■ **Work order**: If an entry holds a picture, leave that picture out. Give everything else again exactly.

START Records for this exercise

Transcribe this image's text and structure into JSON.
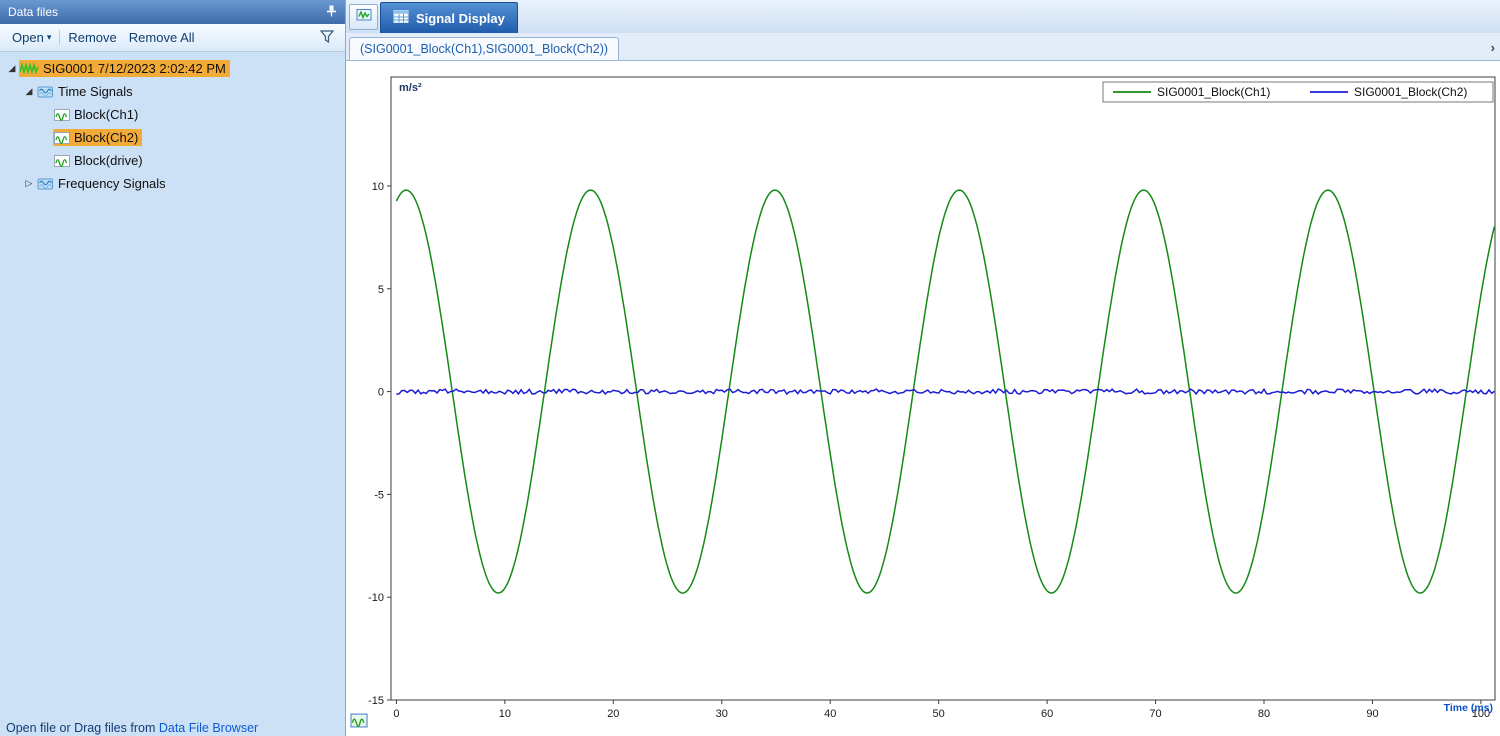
{
  "left_panel": {
    "title": "Data files",
    "toolbar": {
      "open": "Open",
      "remove": "Remove",
      "remove_all": "Remove All"
    },
    "tree": [
      {
        "label": "SIG0001 7/12/2023 2:02:42 PM",
        "level": 0,
        "icon": "signal-file",
        "expanded": true,
        "highlighted": true
      },
      {
        "label": "Time Signals",
        "level": 1,
        "icon": "signals-folder",
        "expanded": true,
        "highlighted": false
      },
      {
        "label": "Block(Ch1)",
        "level": 2,
        "icon": "block-signal",
        "highlighted": false
      },
      {
        "label": "Block(Ch2)",
        "level": 2,
        "icon": "block-signal",
        "highlighted": true
      },
      {
        "label": "Block(drive)",
        "level": 2,
        "icon": "block-signal",
        "highlighted": false
      },
      {
        "label": "Frequency Signals",
        "level": 1,
        "icon": "signals-folder",
        "expanded": false,
        "highlighted": false
      }
    ],
    "footer_text": "Open file or Drag files from",
    "footer_link": "Data File Browser"
  },
  "tab_bar": {
    "active_tab": "Signal Display"
  },
  "document_tab": "(SIG0001_Block(Ch1),SIG0001_Block(Ch2))",
  "chart_data": {
    "type": "line",
    "title": "",
    "ylabel": "m/s²",
    "xlabel": "Time (ms)",
    "xlim": [
      -0.5,
      101.3
    ],
    "ylim": [
      -15,
      15.3
    ],
    "x_ticks": [
      0,
      10,
      20,
      30,
      40,
      50,
      60,
      70,
      80,
      90,
      100
    ],
    "y_ticks": [
      10,
      5,
      0,
      -5,
      -10,
      -15
    ],
    "grid": false,
    "legend_position": "top-right",
    "series": [
      {
        "name": "SIG0001_Block(Ch1)",
        "color": "#158a15",
        "waveform": "sine",
        "amplitude": 9.8,
        "period_ms": 17.0,
        "peak_at_ms": 0.9,
        "x_start": 0,
        "x_end": 101.3
      },
      {
        "name": "SIG0001_Block(Ch2)",
        "color": "#1c1cd4",
        "waveform": "noise",
        "mean": 0,
        "noise_amplitude": 0.12,
        "x_start": 0,
        "x_end": 101.3
      }
    ]
  }
}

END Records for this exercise

■ **Response to the exercise**:
Transcribe this image's text and structure into JSON.
{
  "left_panel": {
    "title": "Data files",
    "toolbar": {
      "open": "Open",
      "remove": "Remove",
      "remove_all": "Remove All"
    },
    "tree": [
      {
        "label": "SIG0001 7/12/2023 2:02:42 PM",
        "level": 0,
        "icon": "signal-file",
        "expanded": true,
        "highlighted": true
      },
      {
        "label": "Time Signals",
        "level": 1,
        "icon": "signals-folder",
        "expanded": true,
        "highlighted": false
      },
      {
        "label": "Block(Ch1)",
        "level": 2,
        "icon": "block-signal",
        "highlighted": false
      },
      {
        "label": "Block(Ch2)",
        "level": 2,
        "icon": "block-signal",
        "highlighted": true
      },
      {
        "label": "Block(drive)",
        "level": 2,
        "icon": "block-signal",
        "highlighted": false
      },
      {
        "label": "Frequency Signals",
        "level": 1,
        "icon": "signals-folder",
        "expanded": false,
        "highlighted": false
      }
    ],
    "footer_text": "Open file or Drag files from",
    "footer_link": "Data File Browser"
  },
  "tab_bar": {
    "active_tab": "Signal Display"
  },
  "document_tab": "(SIG0001_Block(Ch1),SIG0001_Block(Ch2))",
  "chart_data": {
    "type": "line",
    "title": "",
    "ylabel": "m/s²",
    "xlabel": "Time (ms)",
    "xlim": [
      -0.5,
      101.3
    ],
    "ylim": [
      -15,
      15.3
    ],
    "x_ticks": [
      0,
      10,
      20,
      30,
      40,
      50,
      60,
      70,
      80,
      90,
      100
    ],
    "y_ticks": [
      10,
      5,
      0,
      -5,
      -10,
      -15
    ],
    "grid": false,
    "legend_position": "top-right",
    "series": [
      {
        "name": "SIG0001_Block(Ch1)",
        "color": "#158a15",
        "waveform": "sine",
        "amplitude": 9.8,
        "period_ms": 17.0,
        "peak_at_ms": 0.9,
        "x_start": 0,
        "x_end": 101.3
      },
      {
        "name": "SIG0001_Block(Ch2)",
        "color": "#1c1cd4",
        "waveform": "noise",
        "mean": 0,
        "noise_amplitude": 0.12,
        "x_start": 0,
        "x_end": 101.3
      }
    ]
  }
}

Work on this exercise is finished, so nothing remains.